(Material to process):
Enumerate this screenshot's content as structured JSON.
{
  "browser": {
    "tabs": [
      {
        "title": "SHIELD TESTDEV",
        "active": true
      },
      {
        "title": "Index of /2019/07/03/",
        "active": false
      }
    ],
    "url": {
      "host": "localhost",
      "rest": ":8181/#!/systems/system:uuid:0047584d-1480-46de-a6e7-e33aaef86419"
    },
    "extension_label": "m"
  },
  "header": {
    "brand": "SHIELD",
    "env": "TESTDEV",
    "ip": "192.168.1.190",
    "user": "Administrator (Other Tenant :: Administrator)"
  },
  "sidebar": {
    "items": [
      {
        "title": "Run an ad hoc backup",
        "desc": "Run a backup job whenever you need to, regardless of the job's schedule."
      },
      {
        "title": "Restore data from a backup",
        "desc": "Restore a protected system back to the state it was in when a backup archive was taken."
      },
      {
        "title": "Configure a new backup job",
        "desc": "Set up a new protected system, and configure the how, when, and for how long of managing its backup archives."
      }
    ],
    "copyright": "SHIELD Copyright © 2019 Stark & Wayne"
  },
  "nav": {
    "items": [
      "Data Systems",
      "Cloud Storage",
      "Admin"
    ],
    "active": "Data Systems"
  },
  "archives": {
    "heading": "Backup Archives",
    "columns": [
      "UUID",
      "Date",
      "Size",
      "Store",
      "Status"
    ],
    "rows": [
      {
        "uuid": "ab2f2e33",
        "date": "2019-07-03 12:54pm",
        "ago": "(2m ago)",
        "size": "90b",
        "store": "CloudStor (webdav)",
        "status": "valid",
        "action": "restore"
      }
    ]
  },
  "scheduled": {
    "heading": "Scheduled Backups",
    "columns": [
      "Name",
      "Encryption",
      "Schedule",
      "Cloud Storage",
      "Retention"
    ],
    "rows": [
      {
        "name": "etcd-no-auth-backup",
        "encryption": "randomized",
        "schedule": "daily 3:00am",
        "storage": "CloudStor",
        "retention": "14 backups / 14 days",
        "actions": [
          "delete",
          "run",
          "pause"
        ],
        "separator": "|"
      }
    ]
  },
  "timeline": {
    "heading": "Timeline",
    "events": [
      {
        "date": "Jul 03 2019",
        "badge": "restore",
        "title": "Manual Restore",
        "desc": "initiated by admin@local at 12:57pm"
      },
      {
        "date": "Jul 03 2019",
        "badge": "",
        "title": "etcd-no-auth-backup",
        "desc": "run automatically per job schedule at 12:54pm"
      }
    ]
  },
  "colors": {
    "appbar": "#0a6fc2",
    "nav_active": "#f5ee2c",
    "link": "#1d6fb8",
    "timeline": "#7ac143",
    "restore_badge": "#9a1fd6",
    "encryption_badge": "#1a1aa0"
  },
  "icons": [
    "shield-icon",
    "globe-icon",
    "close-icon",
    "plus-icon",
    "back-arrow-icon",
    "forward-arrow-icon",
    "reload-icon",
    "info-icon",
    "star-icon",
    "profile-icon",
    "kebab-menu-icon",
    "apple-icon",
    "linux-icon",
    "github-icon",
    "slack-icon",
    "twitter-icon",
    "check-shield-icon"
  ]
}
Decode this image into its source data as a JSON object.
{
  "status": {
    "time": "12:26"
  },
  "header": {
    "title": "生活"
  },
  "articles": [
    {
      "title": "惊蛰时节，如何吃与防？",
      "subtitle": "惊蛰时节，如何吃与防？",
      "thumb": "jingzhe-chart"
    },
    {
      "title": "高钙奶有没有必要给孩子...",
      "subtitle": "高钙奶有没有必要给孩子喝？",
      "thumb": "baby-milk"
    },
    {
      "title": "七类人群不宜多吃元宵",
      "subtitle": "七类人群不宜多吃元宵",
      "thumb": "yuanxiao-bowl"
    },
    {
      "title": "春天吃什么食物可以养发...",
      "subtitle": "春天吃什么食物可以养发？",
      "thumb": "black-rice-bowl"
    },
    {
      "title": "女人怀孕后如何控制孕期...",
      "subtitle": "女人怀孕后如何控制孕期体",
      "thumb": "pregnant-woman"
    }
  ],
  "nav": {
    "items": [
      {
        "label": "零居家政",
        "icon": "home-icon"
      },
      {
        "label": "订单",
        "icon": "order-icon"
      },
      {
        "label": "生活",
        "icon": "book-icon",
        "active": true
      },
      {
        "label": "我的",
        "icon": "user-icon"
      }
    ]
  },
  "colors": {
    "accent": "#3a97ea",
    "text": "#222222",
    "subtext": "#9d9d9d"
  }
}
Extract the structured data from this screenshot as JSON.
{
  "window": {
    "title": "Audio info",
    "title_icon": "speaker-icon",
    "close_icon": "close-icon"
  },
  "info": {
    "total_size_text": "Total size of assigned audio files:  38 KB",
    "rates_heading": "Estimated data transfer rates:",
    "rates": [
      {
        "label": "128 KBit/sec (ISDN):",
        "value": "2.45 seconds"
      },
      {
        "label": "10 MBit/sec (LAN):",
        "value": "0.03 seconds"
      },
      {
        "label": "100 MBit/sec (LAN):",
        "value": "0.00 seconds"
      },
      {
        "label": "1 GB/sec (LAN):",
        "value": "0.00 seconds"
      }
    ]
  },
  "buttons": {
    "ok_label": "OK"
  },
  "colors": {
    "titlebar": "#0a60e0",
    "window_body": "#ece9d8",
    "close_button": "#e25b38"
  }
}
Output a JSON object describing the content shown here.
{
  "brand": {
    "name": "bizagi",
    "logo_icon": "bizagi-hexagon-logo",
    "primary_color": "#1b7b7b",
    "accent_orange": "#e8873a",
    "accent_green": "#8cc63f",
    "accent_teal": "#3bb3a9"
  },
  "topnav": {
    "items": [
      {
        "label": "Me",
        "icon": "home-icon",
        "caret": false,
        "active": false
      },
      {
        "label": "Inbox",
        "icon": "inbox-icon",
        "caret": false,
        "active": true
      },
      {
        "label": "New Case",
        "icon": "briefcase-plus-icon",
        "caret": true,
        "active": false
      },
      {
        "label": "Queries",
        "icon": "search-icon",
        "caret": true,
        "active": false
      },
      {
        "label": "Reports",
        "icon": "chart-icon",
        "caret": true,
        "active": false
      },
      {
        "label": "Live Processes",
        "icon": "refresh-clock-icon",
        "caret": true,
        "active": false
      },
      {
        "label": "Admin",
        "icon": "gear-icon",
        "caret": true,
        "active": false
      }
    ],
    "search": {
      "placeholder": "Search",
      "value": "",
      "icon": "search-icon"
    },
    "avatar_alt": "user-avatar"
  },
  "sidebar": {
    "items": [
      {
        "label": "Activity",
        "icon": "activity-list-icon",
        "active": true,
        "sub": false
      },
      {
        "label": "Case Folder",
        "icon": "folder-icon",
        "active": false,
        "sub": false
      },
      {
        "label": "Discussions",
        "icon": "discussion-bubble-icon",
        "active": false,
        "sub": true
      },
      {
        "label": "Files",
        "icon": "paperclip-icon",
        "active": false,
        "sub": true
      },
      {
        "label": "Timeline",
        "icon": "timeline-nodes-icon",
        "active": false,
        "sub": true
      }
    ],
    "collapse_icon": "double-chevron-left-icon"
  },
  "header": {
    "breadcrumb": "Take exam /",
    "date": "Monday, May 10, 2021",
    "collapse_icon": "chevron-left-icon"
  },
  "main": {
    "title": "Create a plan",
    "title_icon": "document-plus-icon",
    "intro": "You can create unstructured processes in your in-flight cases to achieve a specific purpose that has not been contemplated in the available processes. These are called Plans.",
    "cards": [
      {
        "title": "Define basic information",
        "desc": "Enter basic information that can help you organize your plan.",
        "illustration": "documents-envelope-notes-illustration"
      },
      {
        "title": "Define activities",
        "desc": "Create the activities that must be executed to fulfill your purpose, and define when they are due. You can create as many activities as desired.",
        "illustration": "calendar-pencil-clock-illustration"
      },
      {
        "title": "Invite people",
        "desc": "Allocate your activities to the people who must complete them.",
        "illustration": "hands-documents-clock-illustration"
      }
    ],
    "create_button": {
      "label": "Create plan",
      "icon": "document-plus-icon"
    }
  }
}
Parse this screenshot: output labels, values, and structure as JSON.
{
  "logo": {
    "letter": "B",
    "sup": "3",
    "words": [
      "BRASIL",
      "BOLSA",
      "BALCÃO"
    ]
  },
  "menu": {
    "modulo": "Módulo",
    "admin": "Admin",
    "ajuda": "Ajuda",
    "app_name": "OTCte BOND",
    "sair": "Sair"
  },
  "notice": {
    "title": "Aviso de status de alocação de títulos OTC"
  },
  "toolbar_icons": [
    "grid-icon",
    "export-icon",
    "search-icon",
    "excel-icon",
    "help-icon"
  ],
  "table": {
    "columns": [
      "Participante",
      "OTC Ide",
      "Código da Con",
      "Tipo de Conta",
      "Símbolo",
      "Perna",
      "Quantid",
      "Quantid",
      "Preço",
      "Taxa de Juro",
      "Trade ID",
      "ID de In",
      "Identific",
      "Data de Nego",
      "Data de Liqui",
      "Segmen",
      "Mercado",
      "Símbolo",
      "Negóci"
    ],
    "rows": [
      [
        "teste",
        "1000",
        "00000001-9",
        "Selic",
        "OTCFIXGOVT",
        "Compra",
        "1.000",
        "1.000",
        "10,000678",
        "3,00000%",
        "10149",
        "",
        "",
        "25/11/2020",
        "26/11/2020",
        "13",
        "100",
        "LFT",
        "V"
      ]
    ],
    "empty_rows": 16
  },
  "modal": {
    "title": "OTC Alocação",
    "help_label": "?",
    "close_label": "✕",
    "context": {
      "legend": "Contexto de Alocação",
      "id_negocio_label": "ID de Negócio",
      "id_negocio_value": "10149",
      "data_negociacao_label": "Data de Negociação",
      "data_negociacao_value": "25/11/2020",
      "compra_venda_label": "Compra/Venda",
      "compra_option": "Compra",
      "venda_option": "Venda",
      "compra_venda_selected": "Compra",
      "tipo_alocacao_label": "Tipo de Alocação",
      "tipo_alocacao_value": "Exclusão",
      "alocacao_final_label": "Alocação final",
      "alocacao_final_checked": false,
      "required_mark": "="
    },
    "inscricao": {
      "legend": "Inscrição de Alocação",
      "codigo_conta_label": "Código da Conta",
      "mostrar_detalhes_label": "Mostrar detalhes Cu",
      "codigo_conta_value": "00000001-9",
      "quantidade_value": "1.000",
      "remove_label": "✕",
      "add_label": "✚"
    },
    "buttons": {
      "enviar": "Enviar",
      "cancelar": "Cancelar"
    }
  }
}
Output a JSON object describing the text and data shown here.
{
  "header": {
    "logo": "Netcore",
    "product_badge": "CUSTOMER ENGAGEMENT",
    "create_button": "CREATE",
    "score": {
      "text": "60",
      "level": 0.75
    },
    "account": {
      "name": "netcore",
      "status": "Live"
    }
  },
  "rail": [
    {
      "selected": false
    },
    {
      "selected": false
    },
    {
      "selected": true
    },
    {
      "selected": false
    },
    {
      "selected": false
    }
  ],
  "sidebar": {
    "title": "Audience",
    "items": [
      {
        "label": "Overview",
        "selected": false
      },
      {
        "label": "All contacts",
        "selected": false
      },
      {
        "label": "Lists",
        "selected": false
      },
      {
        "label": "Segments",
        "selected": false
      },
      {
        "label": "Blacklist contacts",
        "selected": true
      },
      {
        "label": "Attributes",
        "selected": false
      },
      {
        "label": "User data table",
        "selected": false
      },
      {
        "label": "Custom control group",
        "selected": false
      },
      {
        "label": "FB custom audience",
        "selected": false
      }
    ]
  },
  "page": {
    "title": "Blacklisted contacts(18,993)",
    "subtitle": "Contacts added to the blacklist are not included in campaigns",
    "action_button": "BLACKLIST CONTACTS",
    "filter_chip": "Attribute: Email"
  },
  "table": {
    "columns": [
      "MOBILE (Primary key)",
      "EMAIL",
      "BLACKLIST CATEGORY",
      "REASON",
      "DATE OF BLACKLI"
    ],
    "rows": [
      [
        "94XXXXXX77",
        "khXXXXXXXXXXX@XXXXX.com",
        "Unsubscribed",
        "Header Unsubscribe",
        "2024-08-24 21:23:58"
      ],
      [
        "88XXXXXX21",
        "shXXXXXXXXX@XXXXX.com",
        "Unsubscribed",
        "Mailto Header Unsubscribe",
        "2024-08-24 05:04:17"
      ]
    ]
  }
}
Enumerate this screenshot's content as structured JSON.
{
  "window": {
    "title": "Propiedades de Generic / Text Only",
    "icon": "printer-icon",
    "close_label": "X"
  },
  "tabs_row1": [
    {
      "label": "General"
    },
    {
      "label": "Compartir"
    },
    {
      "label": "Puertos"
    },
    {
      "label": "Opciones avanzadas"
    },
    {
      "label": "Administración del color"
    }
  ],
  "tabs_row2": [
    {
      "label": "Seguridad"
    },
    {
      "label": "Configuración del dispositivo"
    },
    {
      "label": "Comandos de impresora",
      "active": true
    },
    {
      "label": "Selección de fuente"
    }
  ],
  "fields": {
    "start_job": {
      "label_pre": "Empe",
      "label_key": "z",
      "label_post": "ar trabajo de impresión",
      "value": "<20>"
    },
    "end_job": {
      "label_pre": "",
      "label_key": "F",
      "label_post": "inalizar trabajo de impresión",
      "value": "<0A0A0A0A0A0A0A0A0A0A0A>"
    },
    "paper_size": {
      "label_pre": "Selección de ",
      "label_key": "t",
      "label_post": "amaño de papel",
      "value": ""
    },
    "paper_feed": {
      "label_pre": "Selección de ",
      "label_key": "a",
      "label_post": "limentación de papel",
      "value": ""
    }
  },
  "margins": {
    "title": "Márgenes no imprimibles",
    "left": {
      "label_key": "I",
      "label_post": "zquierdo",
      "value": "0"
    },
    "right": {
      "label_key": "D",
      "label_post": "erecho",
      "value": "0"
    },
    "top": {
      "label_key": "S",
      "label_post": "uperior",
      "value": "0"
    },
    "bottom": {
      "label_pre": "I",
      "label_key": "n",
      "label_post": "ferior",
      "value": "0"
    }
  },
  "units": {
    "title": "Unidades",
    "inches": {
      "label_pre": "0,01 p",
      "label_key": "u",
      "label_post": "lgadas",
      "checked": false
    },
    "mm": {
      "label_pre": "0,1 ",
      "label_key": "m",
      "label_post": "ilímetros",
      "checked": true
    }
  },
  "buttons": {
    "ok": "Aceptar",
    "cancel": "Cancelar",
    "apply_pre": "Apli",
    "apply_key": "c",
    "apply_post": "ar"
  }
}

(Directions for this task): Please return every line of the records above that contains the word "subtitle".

(Answer area):
      "subtitle": "惊蛰时节，如何吃与防？",
      "subtitle": "高钙奶有没有必要给孩子喝？",
      "subtitle": "七类人群不宜多吃元宵",
      "subtitle": "春天吃什么食物可以养发？",
      "subtitle": "女人怀孕后如何控制孕期体",
    "subtitle": "Contacts added to the blacklist are not included in campaigns",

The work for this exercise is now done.